▶ Excerpted records:
# # # # # # #
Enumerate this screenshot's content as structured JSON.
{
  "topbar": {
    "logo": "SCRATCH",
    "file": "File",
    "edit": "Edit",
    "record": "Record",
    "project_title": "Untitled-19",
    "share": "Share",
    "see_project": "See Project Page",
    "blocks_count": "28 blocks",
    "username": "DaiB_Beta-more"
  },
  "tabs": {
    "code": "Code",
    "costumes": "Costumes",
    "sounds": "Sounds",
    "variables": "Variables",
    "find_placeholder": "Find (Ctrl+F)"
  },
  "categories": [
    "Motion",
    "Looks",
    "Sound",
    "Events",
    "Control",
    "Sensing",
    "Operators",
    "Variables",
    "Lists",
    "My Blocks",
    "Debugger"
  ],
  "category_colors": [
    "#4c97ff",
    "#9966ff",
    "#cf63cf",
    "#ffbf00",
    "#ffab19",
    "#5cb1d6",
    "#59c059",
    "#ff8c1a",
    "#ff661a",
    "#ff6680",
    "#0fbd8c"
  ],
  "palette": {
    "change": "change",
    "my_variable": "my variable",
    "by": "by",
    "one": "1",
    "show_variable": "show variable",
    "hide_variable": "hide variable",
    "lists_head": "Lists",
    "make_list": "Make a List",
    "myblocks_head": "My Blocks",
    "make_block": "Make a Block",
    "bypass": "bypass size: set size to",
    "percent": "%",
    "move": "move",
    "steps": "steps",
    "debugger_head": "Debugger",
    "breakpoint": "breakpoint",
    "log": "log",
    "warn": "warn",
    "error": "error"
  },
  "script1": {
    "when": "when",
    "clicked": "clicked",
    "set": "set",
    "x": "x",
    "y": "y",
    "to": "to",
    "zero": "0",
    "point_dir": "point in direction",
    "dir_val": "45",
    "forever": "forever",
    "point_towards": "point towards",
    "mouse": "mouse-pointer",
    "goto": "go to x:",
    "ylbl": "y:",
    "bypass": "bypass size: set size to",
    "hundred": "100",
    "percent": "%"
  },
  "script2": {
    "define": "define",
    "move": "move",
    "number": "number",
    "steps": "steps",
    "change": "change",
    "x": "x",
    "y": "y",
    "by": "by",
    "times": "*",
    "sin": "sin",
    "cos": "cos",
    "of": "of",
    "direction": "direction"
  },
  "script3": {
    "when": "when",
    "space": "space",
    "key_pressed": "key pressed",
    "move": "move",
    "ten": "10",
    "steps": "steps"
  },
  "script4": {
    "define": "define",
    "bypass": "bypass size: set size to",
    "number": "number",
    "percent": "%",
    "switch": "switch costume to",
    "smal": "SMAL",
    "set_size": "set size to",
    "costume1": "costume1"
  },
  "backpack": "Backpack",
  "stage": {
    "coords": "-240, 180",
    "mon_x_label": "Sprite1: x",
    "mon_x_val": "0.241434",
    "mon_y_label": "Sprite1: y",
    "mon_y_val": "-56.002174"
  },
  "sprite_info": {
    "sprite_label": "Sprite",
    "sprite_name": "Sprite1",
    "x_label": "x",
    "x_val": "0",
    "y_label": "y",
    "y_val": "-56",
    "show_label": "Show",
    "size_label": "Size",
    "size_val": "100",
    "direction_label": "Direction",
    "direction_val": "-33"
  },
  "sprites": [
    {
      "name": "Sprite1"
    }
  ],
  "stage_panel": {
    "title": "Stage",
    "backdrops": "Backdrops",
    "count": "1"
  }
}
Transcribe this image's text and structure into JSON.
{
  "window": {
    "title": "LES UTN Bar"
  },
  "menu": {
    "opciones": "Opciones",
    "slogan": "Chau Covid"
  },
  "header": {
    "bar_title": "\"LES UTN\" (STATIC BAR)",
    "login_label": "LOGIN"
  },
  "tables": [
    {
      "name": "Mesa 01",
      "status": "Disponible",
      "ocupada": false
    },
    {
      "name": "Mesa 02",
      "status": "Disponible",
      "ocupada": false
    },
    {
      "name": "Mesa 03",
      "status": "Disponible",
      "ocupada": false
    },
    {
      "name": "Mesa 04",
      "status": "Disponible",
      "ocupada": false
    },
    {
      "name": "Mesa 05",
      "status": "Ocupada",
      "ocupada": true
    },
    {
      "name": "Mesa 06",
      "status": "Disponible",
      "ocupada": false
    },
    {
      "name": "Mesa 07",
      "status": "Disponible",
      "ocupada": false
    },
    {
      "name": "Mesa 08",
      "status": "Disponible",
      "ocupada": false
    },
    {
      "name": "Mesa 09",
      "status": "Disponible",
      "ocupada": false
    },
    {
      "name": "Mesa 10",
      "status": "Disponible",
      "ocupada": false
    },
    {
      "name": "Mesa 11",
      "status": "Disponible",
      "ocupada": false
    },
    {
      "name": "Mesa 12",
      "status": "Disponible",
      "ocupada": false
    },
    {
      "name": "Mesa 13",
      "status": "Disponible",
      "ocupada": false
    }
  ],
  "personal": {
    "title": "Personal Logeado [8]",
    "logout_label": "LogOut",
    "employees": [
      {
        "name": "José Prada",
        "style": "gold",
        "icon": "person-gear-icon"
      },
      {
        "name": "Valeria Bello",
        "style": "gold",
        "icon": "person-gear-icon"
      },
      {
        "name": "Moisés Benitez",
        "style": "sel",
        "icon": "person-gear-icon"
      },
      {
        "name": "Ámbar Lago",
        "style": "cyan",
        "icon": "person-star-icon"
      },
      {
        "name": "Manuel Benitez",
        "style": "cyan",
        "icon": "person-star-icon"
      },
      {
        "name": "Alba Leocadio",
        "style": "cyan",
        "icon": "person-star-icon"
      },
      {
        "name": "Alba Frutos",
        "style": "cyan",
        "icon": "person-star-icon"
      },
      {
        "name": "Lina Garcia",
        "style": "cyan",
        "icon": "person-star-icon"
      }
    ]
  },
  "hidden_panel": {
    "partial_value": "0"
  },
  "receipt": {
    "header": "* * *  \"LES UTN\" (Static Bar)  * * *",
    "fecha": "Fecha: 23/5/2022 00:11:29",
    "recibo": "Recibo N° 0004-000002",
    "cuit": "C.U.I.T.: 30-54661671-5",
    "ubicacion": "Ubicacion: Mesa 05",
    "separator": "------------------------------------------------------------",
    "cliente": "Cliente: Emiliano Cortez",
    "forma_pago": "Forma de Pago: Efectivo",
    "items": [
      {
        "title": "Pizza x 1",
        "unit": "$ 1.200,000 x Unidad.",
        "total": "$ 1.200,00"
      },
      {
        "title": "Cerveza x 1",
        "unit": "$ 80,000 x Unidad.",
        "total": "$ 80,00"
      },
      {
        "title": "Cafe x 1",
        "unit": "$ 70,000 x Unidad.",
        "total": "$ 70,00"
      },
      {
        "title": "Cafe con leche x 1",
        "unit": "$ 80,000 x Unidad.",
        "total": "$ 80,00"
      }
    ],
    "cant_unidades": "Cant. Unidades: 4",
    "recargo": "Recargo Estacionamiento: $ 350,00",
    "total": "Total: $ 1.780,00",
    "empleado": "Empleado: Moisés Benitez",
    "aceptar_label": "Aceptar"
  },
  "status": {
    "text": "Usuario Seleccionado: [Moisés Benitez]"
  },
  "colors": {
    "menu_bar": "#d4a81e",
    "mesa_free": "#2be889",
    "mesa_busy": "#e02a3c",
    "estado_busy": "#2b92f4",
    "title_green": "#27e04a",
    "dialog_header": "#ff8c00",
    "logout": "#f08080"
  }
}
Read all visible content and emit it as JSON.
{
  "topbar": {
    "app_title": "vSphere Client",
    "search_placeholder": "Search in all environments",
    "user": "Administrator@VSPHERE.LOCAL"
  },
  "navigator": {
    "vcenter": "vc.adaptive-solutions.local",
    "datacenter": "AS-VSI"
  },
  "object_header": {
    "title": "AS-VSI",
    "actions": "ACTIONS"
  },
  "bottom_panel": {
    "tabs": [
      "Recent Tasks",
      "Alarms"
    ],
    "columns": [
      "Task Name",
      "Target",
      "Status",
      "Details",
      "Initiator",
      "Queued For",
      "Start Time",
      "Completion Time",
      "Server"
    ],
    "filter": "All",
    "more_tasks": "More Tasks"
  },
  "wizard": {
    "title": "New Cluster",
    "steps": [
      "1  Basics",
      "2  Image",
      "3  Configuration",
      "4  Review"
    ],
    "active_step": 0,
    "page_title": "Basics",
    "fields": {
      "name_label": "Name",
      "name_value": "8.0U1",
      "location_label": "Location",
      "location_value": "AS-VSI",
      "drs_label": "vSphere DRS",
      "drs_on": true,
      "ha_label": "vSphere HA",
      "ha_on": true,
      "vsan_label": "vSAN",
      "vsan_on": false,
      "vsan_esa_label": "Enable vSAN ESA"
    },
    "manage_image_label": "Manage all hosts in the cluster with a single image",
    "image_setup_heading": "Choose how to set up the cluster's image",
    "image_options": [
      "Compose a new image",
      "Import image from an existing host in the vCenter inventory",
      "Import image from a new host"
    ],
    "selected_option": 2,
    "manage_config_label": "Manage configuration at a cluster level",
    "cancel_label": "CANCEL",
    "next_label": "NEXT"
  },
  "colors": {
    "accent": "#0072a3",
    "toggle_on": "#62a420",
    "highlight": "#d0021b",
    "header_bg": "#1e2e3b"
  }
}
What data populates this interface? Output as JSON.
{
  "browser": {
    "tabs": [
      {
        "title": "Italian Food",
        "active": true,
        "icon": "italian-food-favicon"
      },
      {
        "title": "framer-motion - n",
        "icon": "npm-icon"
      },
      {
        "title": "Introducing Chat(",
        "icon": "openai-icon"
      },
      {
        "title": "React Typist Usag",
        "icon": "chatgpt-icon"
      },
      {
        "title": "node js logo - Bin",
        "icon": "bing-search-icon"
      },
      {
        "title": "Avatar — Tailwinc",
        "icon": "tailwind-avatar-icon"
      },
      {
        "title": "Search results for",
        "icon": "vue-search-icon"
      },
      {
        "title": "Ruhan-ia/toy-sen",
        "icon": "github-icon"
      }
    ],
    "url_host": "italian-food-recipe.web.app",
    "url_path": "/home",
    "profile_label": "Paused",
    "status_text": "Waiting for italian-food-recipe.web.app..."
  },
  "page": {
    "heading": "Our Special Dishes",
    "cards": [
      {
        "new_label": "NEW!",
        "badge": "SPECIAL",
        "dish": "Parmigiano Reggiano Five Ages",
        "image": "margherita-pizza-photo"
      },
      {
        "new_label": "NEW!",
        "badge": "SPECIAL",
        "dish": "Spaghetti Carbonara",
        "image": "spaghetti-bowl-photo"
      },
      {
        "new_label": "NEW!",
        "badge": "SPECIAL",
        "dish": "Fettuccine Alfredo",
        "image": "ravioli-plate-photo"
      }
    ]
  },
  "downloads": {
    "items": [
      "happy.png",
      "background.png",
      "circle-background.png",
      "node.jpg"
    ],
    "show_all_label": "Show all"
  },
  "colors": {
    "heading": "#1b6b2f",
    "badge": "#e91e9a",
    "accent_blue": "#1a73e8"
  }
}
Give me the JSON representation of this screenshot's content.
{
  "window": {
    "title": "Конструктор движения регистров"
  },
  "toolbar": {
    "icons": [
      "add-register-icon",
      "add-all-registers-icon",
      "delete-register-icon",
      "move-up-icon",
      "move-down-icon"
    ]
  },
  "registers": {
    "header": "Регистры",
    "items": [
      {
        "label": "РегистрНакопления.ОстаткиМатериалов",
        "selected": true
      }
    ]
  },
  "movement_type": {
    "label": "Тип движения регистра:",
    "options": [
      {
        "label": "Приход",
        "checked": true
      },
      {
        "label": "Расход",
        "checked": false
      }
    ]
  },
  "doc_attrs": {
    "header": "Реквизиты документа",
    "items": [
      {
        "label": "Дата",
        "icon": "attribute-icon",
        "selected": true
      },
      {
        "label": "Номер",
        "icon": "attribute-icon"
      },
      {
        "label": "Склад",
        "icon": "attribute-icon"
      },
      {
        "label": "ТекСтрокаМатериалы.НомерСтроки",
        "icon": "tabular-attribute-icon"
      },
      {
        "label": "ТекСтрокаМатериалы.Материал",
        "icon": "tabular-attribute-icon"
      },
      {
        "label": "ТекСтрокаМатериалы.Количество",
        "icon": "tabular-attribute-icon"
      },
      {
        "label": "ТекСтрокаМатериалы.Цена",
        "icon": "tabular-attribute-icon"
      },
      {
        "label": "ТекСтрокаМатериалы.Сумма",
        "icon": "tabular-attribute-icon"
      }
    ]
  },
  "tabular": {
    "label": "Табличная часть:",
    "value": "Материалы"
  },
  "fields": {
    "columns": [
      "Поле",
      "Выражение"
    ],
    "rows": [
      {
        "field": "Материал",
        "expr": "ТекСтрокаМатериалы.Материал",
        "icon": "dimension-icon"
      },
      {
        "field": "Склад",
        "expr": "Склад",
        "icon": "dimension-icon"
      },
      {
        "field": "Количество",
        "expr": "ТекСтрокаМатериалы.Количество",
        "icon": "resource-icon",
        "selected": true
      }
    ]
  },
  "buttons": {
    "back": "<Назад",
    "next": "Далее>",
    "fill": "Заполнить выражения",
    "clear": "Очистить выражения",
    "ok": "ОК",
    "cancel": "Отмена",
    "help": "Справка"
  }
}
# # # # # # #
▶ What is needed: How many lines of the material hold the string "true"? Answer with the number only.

▶ Finished exercise: 8